TOKYO (REUTERS) – Oil prices continued to retreat on Thursday (June 23) as investors reassessed the risks of recession and the impact of interest rate hikes in major economies on fuel demand.

US West Texas Intermediate (WTI) crude futures fell US$1.69, or 1.6 per cent, to US$104.50 a barrel by 4pm Singapore time. Brent crude futures dropped US$1.60, or 1.4 per cent, to US$110.14.

Both benchmarks tumbled by as much as US$3 a barrel in early morning Asian trade, after plunging around 3 per cent in the previous session. They are at their lowest levels since mid-May.

Investors are continuing to assess how worried they need to be about central banks potentially pushing the world economy into recession as they attempt to curb inflation with interest rate increases.

“Oil markets remained under pressure as investors were concerned that US rate hikes would stall an economic recovery and dampen fuel demand,” said Mr Kazuhiko Saito, chief analyst at Fujitomi Securities Co.

“The US and European hedge funds have been selling off their positions ahead of the end of the second quarter, which is also cooling investor sentiment,” he said, predicting the WTI could fall below US$100 a barrel before the July 4 holiday in the United States.

US Federal Reserve chief Jerome Powell said on Wednesday that the central bank is not trying to engineer a recession to stop inflation but is fully committed to bringing prices under control even if doing so risks an economic downturn.

US President Joe Biden, meanwhile, called on Congress to pass a three-month suspension of the federal petrol tax to help combat record pump prices and provide temporary relief for American families this summer.

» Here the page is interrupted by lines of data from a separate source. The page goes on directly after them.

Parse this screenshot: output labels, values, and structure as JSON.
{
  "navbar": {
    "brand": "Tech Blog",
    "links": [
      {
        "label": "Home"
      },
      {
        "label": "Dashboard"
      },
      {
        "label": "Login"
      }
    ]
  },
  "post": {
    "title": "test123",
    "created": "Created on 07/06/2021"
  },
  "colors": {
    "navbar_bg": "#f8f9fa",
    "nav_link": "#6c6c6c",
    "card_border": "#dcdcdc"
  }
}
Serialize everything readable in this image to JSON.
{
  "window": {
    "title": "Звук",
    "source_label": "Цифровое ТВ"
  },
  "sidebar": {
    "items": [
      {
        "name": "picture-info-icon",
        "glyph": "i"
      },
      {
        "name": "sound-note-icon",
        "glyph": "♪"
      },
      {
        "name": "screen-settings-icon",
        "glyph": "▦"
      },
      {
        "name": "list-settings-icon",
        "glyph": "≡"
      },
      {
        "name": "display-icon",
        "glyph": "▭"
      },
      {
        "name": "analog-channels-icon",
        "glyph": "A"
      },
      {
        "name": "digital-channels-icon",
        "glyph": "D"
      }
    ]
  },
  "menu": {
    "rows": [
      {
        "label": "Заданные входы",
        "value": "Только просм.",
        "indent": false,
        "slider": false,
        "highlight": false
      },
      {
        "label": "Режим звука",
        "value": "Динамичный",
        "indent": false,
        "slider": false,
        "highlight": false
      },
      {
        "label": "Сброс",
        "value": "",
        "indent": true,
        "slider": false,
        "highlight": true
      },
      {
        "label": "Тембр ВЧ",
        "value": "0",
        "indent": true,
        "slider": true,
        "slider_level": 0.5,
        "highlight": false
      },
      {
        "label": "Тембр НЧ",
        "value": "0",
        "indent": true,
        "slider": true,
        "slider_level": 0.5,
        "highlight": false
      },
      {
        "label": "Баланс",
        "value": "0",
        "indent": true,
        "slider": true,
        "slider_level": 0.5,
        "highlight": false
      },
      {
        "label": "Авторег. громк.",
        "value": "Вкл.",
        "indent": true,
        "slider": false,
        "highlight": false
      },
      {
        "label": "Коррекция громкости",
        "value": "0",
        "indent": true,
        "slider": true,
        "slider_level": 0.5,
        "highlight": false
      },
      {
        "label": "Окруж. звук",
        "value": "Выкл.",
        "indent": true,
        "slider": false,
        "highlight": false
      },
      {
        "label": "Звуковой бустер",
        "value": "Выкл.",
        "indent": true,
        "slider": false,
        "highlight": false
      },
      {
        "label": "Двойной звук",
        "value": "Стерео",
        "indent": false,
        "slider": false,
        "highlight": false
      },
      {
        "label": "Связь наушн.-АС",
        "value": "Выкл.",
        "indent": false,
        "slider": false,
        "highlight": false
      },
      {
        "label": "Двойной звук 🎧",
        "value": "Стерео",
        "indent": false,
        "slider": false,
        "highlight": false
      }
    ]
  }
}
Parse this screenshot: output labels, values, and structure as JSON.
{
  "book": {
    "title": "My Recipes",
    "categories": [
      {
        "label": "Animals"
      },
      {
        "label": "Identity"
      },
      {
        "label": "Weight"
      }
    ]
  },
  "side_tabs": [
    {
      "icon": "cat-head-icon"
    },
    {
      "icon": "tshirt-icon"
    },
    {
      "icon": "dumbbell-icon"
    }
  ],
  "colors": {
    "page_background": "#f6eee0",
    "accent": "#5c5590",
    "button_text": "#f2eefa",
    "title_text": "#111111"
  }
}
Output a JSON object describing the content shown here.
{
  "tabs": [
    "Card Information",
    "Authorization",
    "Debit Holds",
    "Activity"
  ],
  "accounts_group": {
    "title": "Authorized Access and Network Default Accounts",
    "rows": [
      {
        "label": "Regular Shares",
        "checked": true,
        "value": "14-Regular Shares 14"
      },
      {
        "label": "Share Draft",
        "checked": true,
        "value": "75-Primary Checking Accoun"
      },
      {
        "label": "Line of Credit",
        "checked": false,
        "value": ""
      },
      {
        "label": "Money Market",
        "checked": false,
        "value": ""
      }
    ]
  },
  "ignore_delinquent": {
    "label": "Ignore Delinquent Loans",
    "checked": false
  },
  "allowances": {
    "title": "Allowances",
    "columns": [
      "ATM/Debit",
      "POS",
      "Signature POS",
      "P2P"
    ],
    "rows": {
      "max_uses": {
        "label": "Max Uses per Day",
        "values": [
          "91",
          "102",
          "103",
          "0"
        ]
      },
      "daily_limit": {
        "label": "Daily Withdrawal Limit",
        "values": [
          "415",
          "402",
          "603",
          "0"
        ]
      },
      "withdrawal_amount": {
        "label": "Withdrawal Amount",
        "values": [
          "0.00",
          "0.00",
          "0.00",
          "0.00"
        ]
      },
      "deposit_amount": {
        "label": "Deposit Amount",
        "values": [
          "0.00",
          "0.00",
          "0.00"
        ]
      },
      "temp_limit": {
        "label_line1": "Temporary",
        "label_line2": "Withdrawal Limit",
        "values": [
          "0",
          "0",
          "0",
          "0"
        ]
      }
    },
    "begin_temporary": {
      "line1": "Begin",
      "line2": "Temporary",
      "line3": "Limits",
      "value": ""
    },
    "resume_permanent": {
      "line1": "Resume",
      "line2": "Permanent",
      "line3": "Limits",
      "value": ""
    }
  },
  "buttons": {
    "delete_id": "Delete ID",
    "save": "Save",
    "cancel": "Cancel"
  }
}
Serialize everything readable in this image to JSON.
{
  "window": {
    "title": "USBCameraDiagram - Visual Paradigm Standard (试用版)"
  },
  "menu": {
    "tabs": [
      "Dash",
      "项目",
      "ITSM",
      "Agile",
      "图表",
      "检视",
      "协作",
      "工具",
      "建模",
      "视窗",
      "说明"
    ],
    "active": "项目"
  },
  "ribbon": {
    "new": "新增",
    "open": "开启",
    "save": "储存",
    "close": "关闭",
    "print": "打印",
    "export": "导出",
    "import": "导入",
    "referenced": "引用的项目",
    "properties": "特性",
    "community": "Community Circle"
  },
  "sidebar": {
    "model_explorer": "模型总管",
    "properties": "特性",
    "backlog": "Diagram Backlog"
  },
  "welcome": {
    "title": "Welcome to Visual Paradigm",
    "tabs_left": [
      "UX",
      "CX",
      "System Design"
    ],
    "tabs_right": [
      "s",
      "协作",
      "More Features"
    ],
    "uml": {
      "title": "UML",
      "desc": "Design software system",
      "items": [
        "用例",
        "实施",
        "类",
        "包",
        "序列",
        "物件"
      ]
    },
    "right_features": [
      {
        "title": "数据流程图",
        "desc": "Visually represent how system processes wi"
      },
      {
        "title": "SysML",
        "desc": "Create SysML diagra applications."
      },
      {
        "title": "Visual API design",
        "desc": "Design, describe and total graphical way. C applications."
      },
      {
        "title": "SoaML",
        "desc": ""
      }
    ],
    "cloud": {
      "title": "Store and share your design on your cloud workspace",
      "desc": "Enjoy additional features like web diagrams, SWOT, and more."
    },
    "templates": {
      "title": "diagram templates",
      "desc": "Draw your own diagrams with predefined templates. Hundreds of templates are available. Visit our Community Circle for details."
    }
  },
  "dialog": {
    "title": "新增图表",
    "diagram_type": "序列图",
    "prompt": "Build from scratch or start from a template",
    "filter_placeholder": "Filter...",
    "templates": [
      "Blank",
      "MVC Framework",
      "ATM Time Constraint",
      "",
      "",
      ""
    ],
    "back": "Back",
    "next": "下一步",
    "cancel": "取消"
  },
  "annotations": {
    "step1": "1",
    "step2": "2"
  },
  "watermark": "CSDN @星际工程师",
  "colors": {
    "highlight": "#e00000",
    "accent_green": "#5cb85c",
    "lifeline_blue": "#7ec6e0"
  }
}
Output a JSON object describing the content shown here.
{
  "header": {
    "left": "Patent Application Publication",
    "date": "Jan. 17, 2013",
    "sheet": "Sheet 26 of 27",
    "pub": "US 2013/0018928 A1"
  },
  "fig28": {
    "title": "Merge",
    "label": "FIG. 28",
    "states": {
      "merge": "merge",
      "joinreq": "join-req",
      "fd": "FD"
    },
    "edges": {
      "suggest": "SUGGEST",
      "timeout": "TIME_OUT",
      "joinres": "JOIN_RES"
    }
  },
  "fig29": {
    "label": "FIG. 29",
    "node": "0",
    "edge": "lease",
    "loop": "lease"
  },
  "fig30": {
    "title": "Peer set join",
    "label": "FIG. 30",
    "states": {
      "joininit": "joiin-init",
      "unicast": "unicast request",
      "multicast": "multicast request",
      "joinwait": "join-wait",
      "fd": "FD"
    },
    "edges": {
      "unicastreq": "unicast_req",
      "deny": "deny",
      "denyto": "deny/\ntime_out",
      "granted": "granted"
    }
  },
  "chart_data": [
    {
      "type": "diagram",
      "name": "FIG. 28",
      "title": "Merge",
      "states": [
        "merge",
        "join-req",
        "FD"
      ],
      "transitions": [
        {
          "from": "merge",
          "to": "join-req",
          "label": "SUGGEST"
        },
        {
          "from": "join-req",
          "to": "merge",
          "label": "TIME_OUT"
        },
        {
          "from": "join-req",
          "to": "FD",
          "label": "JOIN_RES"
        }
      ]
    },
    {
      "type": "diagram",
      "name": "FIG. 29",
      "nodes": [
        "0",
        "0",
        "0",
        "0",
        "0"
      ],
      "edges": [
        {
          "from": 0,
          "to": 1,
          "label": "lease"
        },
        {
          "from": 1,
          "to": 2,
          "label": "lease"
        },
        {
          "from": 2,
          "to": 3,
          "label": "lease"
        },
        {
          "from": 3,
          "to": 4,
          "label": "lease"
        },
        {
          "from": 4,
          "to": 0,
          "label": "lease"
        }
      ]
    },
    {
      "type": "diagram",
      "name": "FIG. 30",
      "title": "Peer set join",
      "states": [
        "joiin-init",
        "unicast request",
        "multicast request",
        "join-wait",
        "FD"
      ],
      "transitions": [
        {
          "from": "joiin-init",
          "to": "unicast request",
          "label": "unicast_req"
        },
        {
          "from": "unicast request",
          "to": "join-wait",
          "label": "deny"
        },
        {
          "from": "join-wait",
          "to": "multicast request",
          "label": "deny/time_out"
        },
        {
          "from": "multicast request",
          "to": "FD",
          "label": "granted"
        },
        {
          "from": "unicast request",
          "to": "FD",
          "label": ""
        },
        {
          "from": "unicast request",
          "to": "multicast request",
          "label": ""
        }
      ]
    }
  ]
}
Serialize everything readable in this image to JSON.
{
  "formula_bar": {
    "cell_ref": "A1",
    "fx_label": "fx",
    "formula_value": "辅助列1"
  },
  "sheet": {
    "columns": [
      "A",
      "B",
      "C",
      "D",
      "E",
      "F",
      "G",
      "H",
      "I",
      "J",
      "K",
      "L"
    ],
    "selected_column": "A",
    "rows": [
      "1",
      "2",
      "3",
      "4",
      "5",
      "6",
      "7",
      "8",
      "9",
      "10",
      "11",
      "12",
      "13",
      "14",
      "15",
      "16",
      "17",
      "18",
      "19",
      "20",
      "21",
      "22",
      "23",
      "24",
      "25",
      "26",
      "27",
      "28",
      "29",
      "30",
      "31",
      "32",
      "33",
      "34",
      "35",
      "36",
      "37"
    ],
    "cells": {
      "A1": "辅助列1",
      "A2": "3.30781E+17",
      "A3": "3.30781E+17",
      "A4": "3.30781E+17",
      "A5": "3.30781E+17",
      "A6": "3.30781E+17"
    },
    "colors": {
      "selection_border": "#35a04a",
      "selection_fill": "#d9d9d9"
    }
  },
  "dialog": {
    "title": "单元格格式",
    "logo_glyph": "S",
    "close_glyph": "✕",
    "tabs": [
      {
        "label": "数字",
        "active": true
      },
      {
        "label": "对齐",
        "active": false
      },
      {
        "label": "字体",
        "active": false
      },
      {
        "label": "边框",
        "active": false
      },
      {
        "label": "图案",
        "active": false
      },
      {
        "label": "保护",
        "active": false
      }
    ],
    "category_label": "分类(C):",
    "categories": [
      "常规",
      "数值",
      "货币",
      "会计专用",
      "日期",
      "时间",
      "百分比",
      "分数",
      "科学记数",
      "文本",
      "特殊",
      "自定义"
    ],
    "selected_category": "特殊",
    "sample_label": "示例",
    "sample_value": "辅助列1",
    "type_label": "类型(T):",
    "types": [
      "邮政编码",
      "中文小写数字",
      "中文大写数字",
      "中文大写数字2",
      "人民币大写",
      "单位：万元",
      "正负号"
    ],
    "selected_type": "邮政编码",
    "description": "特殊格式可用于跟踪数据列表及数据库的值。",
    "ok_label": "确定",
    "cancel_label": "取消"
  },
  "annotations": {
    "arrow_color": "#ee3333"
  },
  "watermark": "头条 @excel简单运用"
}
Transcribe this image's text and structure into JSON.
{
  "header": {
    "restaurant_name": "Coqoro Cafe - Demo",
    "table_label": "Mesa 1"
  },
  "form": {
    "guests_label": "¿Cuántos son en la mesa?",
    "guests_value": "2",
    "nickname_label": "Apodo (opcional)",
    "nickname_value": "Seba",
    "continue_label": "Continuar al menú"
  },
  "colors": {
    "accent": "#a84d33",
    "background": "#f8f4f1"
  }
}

“The news temporarily boosted the oil product prices, but it was later viewed that even if the petrol tax was suspended, retail prices would remain high, making it difficult to stimulate demand,” Mr Saito said.

The US Energy Information Administration said its weekly oil data, which was scheduled for release on Thursday, will be delayed due to systems issues until at least next week.